[Data extracted from a collection]
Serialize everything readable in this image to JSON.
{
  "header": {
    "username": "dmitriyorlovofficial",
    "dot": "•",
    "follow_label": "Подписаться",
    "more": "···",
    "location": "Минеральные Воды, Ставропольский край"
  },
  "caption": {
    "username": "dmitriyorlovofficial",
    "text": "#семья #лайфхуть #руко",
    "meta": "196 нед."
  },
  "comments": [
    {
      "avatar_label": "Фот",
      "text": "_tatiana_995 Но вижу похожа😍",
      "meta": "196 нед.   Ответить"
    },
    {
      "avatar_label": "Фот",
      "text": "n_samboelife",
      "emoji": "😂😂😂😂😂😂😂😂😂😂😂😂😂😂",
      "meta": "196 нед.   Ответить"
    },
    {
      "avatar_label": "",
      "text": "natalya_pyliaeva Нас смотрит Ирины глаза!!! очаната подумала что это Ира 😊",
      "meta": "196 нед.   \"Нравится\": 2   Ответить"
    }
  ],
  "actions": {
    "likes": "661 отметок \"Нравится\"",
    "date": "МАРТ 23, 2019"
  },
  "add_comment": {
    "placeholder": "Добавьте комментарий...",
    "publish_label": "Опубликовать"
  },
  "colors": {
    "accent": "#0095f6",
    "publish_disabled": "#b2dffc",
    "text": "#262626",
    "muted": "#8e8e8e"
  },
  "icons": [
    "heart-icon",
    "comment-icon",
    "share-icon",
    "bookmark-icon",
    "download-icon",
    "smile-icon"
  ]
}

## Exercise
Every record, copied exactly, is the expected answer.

## Response area
Serialize everything readable in this image to JSON.
{
  "header": {
    "username": "dmitriyorlovofficial",
    "dot": "•",
    "follow_label": "Подписаться",
    "more": "···",
    "location": "Минеральные Воды, Ставропольский край"
  },
  "caption": {
    "username": "dmitriyorlovofficial",
    "text": "#семья #лайфхуть #руко",
    "meta": "196 нед."
  },
  "comments": [
    {
      "avatar_label": "Фот",
      "text": "_tatiana_995 Но вижу похожа😍",
      "meta": "196 нед.   Ответить"
    },
    {
      "avatar_label": "Фот",
      "text": "n_samboelife",
      "emoji": "😂😂😂😂😂😂😂😂😂😂😂😂😂😂",
      "meta": "196 нед.   Ответить"
    },
    {
      "avatar_label": "",
      "text": "natalya_pyliaeva Нас смотрит Ирины глаза!!! очаната подумала что это Ира 😊",
      "meta": "196 нед.   \"Нравится\": 2   Ответить"
    }
  ],
  "actions": {
    "likes": "661 отметок \"Нравится\"",
    "date": "МАРТ 23, 2019"
  },
  "add_comment": {
    "placeholder": "Добавьте комментарий...",
    "publish_label": "Опубликовать"
  },
  "colors": {
    "accent": "#0095f6",
    "publish_disabled": "#b2dffc",
    "text": "#262626",
    "muted": "#8e8e8e"
  },
  "icons": [
    "heart-icon",
    "comment-icon",
    "share-icon",
    "bookmark-icon",
    "download-icon",
    "smile-icon"
  ]
}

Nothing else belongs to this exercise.